*Try it:*
A faithful copy of the listing below is needed, one that contains no pictures.

Data below:

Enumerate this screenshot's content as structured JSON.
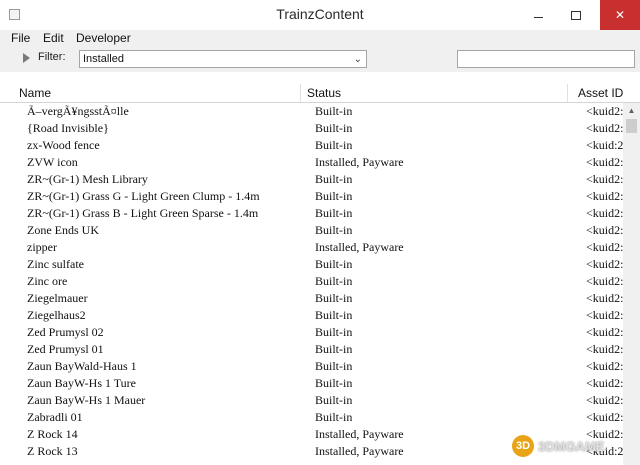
{
  "window": {
    "title": "TrainzContent"
  },
  "menu": {
    "items": [
      "File",
      "Edit",
      "Developer"
    ]
  },
  "filter": {
    "label": "Filter:",
    "selected": "Installed",
    "search_value": ""
  },
  "table": {
    "columns": [
      "Name",
      "Status",
      "Asset ID"
    ],
    "rows": [
      {
        "name": "Ã–vergÃ¥ngsstÃ¤lle",
        "status": "Built-in",
        "asset": "<kuid2:"
      },
      {
        "name": "{Road Invisible}",
        "status": "Built-in",
        "asset": "<kuid2:"
      },
      {
        "name": "zx-Wood fence",
        "status": "Built-in",
        "asset": "<kuid:2"
      },
      {
        "name": "ZVW icon",
        "status": "Installed, Payware",
        "asset": "<kuid2:"
      },
      {
        "name": "ZR~(Gr-1) Mesh Library",
        "status": "Built-in",
        "asset": "<kuid2:"
      },
      {
        "name": "ZR~(Gr-1) Grass G - Light Green Clump - 1.4m",
        "status": "Built-in",
        "asset": "<kuid2:"
      },
      {
        "name": "ZR~(Gr-1) Grass B - Light Green Sparse - 1.4m",
        "status": "Built-in",
        "asset": "<kuid2:"
      },
      {
        "name": "Zone Ends UK",
        "status": "Built-in",
        "asset": "<kuid2:"
      },
      {
        "name": "zipper",
        "status": "Installed, Payware",
        "asset": "<kuid2:"
      },
      {
        "name": "Zinc sulfate",
        "status": "Built-in",
        "asset": "<kuid2:"
      },
      {
        "name": "Zinc ore",
        "status": "Built-in",
        "asset": "<kuid2:"
      },
      {
        "name": "Ziegelmauer",
        "status": "Built-in",
        "asset": "<kuid2:"
      },
      {
        "name": "Ziegelhaus2",
        "status": "Built-in",
        "asset": "<kuid2:"
      },
      {
        "name": "Zed Prumysl 02",
        "status": "Built-in",
        "asset": "<kuid2:"
      },
      {
        "name": "Zed Prumysl 01",
        "status": "Built-in",
        "asset": "<kuid2:"
      },
      {
        "name": "Zaun BayWald-Haus 1",
        "status": "Built-in",
        "asset": "<kuid2:"
      },
      {
        "name": "Zaun BayW-Hs 1 Ture",
        "status": "Built-in",
        "asset": "<kuid2:"
      },
      {
        "name": "Zaun BayW-Hs 1 Mauer",
        "status": "Built-in",
        "asset": "<kuid2:"
      },
      {
        "name": "Zabradli 01",
        "status": "Built-in",
        "asset": "<kuid2:"
      },
      {
        "name": "Z Rock 14",
        "status": "Installed, Payware",
        "asset": "<kuid2:"
      },
      {
        "name": "Z Rock 13",
        "status": "Installed, Payware",
        "asset": "<kuid:2"
      }
    ]
  },
  "watermark": {
    "icon_text": "3D",
    "text": "3DMGAME"
  }
}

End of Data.

*Solution for this exercise:*
Enumerate this screenshot's content as structured JSON.
{
  "window": {
    "title": "TrainzContent"
  },
  "menu": {
    "items": [
      "File",
      "Edit",
      "Developer"
    ]
  },
  "filter": {
    "label": "Filter:",
    "selected": "Installed",
    "search_value": ""
  },
  "table": {
    "columns": [
      "Name",
      "Status",
      "Asset ID"
    ],
    "rows": [
      {
        "name": "Ã–vergÃ¥ngsstÃ¤lle",
        "status": "Built-in",
        "asset": "<kuid2:"
      },
      {
        "name": "{Road Invisible}",
        "status": "Built-in",
        "asset": "<kuid2:"
      },
      {
        "name": "zx-Wood fence",
        "status": "Built-in",
        "asset": "<kuid:2"
      },
      {
        "name": "ZVW icon",
        "status": "Installed, Payware",
        "asset": "<kuid2:"
      },
      {
        "name": "ZR~(Gr-1) Mesh Library",
        "status": "Built-in",
        "asset": "<kuid2:"
      },
      {
        "name": "ZR~(Gr-1) Grass G - Light Green Clump - 1.4m",
        "status": "Built-in",
        "asset": "<kuid2:"
      },
      {
        "name": "ZR~(Gr-1) Grass B - Light Green Sparse - 1.4m",
        "status": "Built-in",
        "asset": "<kuid2:"
      },
      {
        "name": "Zone Ends UK",
        "status": "Built-in",
        "asset": "<kuid2:"
      },
      {
        "name": "zipper",
        "status": "Installed, Payware",
        "asset": "<kuid2:"
      },
      {
        "name": "Zinc sulfate",
        "status": "Built-in",
        "asset": "<kuid2:"
      },
      {
        "name": "Zinc ore",
        "status": "Built-in",
        "asset": "<kuid2:"
      },
      {
        "name": "Ziegelmauer",
        "status": "Built-in",
        "asset": "<kuid2:"
      },
      {
        "name": "Ziegelhaus2",
        "status": "Built-in",
        "asset": "<kuid2:"
      },
      {
        "name": "Zed Prumysl 02",
        "status": "Built-in",
        "asset": "<kuid2:"
      },
      {
        "name": "Zed Prumysl 01",
        "status": "Built-in",
        "asset": "<kuid2:"
      },
      {
        "name": "Zaun BayWald-Haus 1",
        "status": "Built-in",
        "asset": "<kuid2:"
      },
      {
        "name": "Zaun BayW-Hs 1 Ture",
        "status": "Built-in",
        "asset": "<kuid2:"
      },
      {
        "name": "Zaun BayW-Hs 1 Mauer",
        "status": "Built-in",
        "asset": "<kuid2:"
      },
      {
        "name": "Zabradli 01",
        "status": "Built-in",
        "asset": "<kuid2:"
      },
      {
        "name": "Z Rock 14",
        "status": "Installed, Payware",
        "asset": "<kuid2:"
      },
      {
        "name": "Z Rock 13",
        "status": "Installed, Payware",
        "asset": "<kuid:2"
      }
    ]
  },
  "watermark": {
    "icon_text": "3D",
    "text": "3DMGAME"
  }
}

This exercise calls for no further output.